## EXERCISE AIM
In the entries below, identify every line with the string "icon" and copy it.

## PROVIDED DATA
::::::::::
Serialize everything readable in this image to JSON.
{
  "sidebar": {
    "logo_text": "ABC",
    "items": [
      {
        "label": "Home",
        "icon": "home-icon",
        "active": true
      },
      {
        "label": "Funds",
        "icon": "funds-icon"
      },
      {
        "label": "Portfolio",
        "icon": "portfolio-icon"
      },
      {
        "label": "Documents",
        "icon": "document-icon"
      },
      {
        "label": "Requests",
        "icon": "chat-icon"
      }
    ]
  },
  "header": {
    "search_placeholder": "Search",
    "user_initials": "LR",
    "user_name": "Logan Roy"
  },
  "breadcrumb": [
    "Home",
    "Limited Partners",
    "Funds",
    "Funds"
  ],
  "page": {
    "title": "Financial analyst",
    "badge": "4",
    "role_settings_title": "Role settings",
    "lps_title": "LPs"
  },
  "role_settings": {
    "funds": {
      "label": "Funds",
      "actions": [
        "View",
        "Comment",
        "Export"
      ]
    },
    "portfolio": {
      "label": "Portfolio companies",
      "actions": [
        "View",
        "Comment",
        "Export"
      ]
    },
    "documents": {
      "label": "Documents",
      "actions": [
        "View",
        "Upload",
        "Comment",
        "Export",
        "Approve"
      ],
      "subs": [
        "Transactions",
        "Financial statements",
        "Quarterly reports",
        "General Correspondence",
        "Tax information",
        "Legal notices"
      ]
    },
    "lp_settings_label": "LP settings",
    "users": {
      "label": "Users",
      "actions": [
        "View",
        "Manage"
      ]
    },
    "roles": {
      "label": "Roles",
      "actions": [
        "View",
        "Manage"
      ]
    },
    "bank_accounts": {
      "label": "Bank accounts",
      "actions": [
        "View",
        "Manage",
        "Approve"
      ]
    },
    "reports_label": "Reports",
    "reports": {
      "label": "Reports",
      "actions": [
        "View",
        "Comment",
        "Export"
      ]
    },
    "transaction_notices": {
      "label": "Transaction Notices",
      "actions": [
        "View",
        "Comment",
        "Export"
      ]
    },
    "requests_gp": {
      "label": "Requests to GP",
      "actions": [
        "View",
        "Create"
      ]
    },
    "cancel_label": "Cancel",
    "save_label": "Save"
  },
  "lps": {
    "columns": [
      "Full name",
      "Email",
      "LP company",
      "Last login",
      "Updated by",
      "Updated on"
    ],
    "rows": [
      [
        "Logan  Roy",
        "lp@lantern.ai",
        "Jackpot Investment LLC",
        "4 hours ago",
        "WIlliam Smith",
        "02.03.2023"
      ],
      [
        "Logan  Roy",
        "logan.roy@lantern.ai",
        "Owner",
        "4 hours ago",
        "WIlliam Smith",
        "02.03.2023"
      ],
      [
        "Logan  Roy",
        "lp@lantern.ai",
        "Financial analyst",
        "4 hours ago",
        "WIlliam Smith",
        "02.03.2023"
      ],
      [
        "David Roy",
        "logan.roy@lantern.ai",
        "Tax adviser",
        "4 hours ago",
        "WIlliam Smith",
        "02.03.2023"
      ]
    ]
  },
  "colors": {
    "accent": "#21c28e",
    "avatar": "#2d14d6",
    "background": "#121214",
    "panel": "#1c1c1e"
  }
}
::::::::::
## WRITTEN REPLY
        "icon": "home-icon",
        "icon": "funds-icon"
        "icon": "portfolio-icon"
        "icon": "document-icon"
        "icon": "chat-icon"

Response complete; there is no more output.